→ **Task to complete**: Your task is to gather the lines below that hold the string "computer".
*** Data in this exercise Section Begins ***
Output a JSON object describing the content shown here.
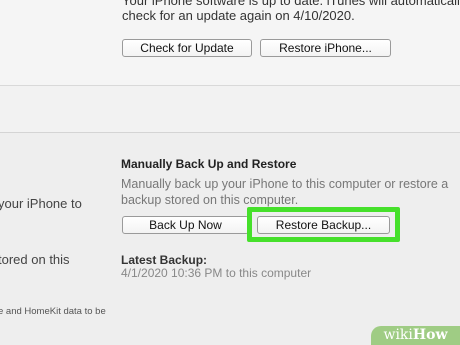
{
  "software_update": {
    "line1": "Your iPhone software is up to date. iTunes will automatically",
    "line2": "check for an update again on 4/10/2020.",
    "check_button": "Check for Update",
    "restore_button": "Restore iPhone..."
  },
  "manual_backup": {
    "heading": "Manually Back Up and Restore",
    "description_line1": "Manually back up your iPhone to this computer or restore a",
    "description_line2": "backup stored on this computer.",
    "back_up_button": "Back Up Now",
    "restore_backup_button": "Restore Backup...",
    "latest_label": "Latest Backup:",
    "latest_value": "4/1/2020 10:36 PM to this computer"
  },
  "left_column": {
    "line1": "your iPhone to",
    "line2": "tored on this",
    "line3": "e and HomeKit data to be"
  },
  "watermark": {
    "prefix": "wiki",
    "suffix": "How"
  },
  "colors": {
    "highlight": "#46e02b",
    "watermark_bg": "#96c878"
  }
}
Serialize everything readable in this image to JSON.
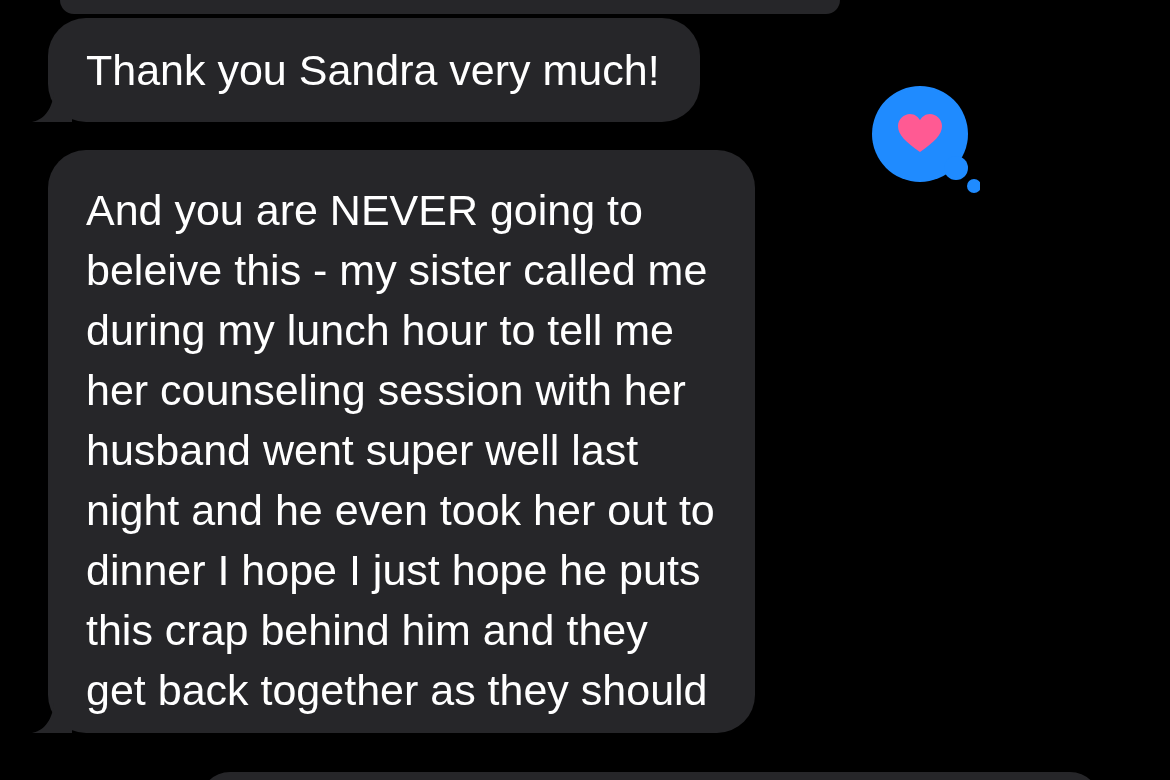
{
  "messages": [
    {
      "kind": "partial-top"
    },
    {
      "kind": "text",
      "lines": [
        "Thank you Sandra very much!"
      ],
      "tail": true
    },
    {
      "kind": "text",
      "lines": [
        "And you are NEVER going to",
        "beleive this - my sister called me",
        "during my lunch hour to tell me",
        "her counseling session with her",
        "husband went super well last",
        "night and he even took her out to",
        "dinner I hope I just hope he puts",
        "this crap behind him and they",
        "get back together as they should"
      ],
      "tail": true,
      "reaction": {
        "kind": "heart"
      }
    },
    {
      "kind": "partial-bottom"
    }
  ]
}
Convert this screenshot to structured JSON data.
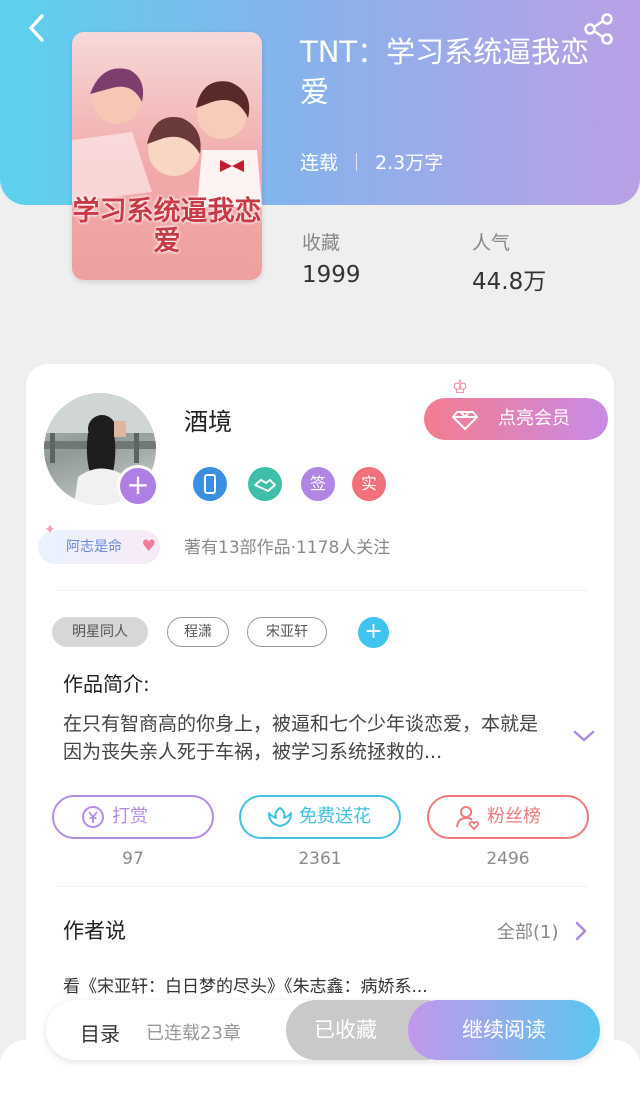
{
  "book": {
    "title": "TNT：学习系统逼我恋爱",
    "status": "连载",
    "word_count": "2.3万字",
    "cover_text": "学习系统逼我恋爱",
    "collect_label": "收藏",
    "collect_value": "1999",
    "popularity_label": "人气",
    "popularity_value": "44.8万"
  },
  "author": {
    "name": "酒境",
    "vip_label": "点亮会员",
    "fan_badge": "阿志是命",
    "badges": [
      {
        "name": "phone-badge-icon",
        "text": "",
        "color": "#3b8fe0"
      },
      {
        "name": "handshake-badge-icon",
        "text": "",
        "color": "#3fbfa8"
      },
      {
        "name": "sign-badge",
        "text": "签",
        "color": "#b085e4"
      },
      {
        "name": "verified-badge",
        "text": "实",
        "color": "#f0707c"
      }
    ],
    "works_info": "著有13部作品·1178人关注"
  },
  "tags": [
    "明星同人",
    "程潇",
    "宋亚轩"
  ],
  "intro": {
    "heading": "作品简介:",
    "text": "在只有智商高的你身上，被逼和七个少年谈恋爱，本就是因为丧失亲人死于车祸，被学习系统拯救的..."
  },
  "actions": [
    {
      "label": "打赏",
      "count": "97",
      "color": "#b48be6"
    },
    {
      "label": "免费送花",
      "count": "2361",
      "color": "#3fc3e0"
    },
    {
      "label": "粉丝榜",
      "count": "2496",
      "color": "#ee7a7a"
    }
  ],
  "author_say": {
    "heading": "作者说",
    "all_label": "全部(1)",
    "text": "看《宋亚轩：白日梦的尽头》《朱志鑫：病娇系..."
  },
  "bottom": {
    "toc_label": "目录",
    "chapters": "已连载23章",
    "favorited_label": "已收藏",
    "read_label": "继续阅读"
  },
  "colors": {
    "header_start": "#5cd2ee",
    "header_end": "#bba0e6",
    "accent_purple": "#b07fe6",
    "accent_blue": "#3fc3ef"
  }
}
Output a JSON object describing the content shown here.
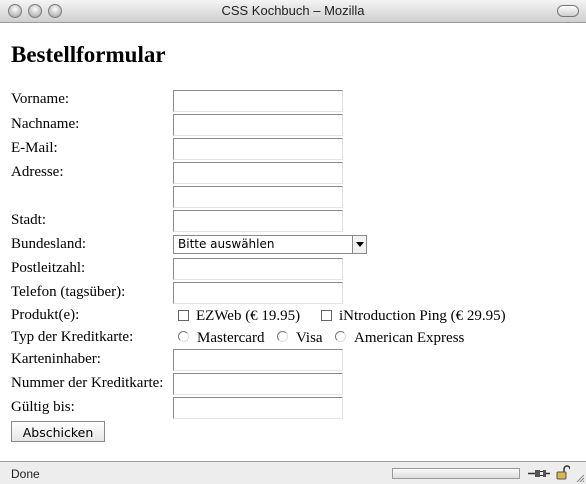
{
  "window": {
    "title": "CSS Kochbuch – Mozilla",
    "buttons": [
      "close-icon",
      "minimize-icon",
      "zoom-icon"
    ]
  },
  "page": {
    "heading": "Bestellformular",
    "fields": {
      "vorname": {
        "label": "Vorname:",
        "value": ""
      },
      "nachname": {
        "label": "Nachname:",
        "value": ""
      },
      "email": {
        "label": "E-Mail:",
        "value": ""
      },
      "adresse": {
        "label": "Adresse:",
        "value": "",
        "value2": ""
      },
      "stadt": {
        "label": "Stadt:",
        "value": ""
      },
      "bundesland": {
        "label": "Bundesland:",
        "selected": "Bitte auswählen"
      },
      "plz": {
        "label": "Postleitzahl:",
        "value": ""
      },
      "telefon": {
        "label": "Telefon (tagsüber):",
        "value": ""
      },
      "produkte": {
        "label": "Produkt(e):",
        "options": [
          "EZWeb (€ 19.95)",
          "iNtroduction Ping (€ 29.95)"
        ]
      },
      "kreditkarte_typ": {
        "label": "Typ der Kreditkarte:",
        "options": [
          "Mastercard",
          "Visa",
          "American Express"
        ]
      },
      "karteninhaber": {
        "label": "Karteninhaber:",
        "value": ""
      },
      "kartennummer": {
        "label": "Nummer der Kreditkarte:",
        "value": ""
      },
      "gueltig": {
        "label": "Gültig bis:",
        "value": ""
      }
    },
    "submit_label": "Abschicken"
  },
  "statusbar": {
    "text": "Done",
    "icons": [
      "plug-icon",
      "lock-icon"
    ]
  }
}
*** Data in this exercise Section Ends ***
→ **Final answer**:
    "description_line1": "Manually back up your iPhone to this computer or restore a",
    "description_line2": "backup stored on this computer.",
    "latest_value": "4/1/2020 10:36 PM to this computer"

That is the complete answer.